GRAPE v. 107
The GRAPE code (GRids about Airfoils using Poisson’s Equation) is an elliptic grid generator originally intended for isolated airfoils. The code was written by Reece Sorenson at NASA Ames Research Center, and was modified by Rod Chima at NASA Glenn to allow generation of periodic C-type grids for turbomachinery blades. Turbomachinery grids generated with GRAPE can be used directly with the RVCQ3D CFD code.
- Axial compressors and turbines
- Centrifugal impellers and radial diffusers (no splitters)
- Linear cascades
- Isolated airfoils
- Supports all options in Sorenson’s original code
The geometry input to GRAPE is completely general. If you can generate coordinates for your geometry, GRAPE can probably put put a grid around it.
- C-grids around blades
- C- and O-grids around airfoils
- Arbitrary specification of inner and outer boundary points
- Several options for reclustering boundary points
- Interior points are generated as a solution of a Poisson equation.
- Forcing terms in the Poisson equation maintain grid spacing and angles at the boundaries.
- Version 107 uses new monotone splines for accurate geometry definition.
Input and output
- Namelist input
- Airfoils are input in a Cartesian (x,y) coordinate system.
- Turbomachinery blades are input in a cylindrical (m,rbar*theta) system, where m is the arc length along the surface and rbar is a mean radius.
- Grid files are written as binary data in standard PLOT3D format

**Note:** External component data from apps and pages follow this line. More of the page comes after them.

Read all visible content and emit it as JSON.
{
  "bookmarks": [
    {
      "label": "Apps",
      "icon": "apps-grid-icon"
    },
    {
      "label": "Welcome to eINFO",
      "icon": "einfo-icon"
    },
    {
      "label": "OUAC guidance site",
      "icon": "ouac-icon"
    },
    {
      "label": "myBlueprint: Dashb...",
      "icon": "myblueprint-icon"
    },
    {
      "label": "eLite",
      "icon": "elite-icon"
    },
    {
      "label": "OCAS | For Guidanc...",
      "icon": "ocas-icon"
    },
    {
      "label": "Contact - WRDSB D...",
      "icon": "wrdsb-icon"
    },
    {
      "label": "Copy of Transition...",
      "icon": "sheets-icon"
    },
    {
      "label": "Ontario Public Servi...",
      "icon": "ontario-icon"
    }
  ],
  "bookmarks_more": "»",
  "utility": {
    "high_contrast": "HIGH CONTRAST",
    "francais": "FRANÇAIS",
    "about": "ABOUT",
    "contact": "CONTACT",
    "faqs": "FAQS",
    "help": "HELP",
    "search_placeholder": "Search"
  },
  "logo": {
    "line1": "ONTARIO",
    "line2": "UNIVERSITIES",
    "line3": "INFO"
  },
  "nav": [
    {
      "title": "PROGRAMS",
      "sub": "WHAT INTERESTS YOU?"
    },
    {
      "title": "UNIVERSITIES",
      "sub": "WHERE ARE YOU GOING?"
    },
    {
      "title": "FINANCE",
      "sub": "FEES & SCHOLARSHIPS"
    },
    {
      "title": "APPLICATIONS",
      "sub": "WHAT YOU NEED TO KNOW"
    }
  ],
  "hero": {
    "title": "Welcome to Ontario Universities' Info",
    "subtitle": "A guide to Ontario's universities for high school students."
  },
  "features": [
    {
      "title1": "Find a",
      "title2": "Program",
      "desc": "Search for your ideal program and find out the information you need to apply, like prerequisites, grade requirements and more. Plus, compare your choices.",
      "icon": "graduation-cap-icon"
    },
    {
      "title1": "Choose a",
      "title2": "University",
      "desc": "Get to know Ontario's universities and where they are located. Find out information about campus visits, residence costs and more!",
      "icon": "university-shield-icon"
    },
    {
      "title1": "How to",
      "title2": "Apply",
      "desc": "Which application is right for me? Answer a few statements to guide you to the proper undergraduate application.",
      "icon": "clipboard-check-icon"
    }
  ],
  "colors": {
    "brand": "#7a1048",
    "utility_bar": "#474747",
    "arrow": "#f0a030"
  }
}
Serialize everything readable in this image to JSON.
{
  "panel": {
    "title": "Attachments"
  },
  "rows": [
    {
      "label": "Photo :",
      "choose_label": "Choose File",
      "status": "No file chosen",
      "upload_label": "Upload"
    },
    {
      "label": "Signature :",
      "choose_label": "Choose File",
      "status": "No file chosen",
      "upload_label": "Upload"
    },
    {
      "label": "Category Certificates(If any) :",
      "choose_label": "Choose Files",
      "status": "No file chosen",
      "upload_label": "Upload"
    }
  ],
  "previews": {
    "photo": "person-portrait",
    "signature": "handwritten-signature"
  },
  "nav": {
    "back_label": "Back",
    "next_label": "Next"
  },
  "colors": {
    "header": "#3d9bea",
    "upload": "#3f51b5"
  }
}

- Grid files can be read directly by RVCQ3D.
- Minimal printed output
Computer and graphics requirements
GRAPE requires a Fortran 90 compiler and CFD visualization software for use. Click the button below for more information.
Computers & Graphics Button – Link to popup – https://www.grc.nasa.gov/WWW/5810/rvc/CandG.htm
GRAPE, RVCQ3D, TCGRID, and SWIFT
The sites linked below are outside the NASA domain and are not endorsed by NASA.
All codes are supplied as Fortran source code and require a Fortran 90 compiler for use. The Cray, Compaq, GNU, Intel, and SGI compilers have all been used successfully. The codes are usually run on Linux systems, but will run on a PC or Mac. Parallel processing is available on multi-core computers using OpenMP directives. Check the Fortran Store for information on Fortran compilers.
No graphical output is provided with these codes, but access to some CFD visualization software is required to view and evaluate the grids and solutions. Grid and solution files are in standard PLOT3D format and can be read directly and plotted with the public-domain CFD visualization tool PLOT3D, or the commercial tools FieldView, TecPlot, or EnSight CFD. Check the following websites for information on CFD visualization software.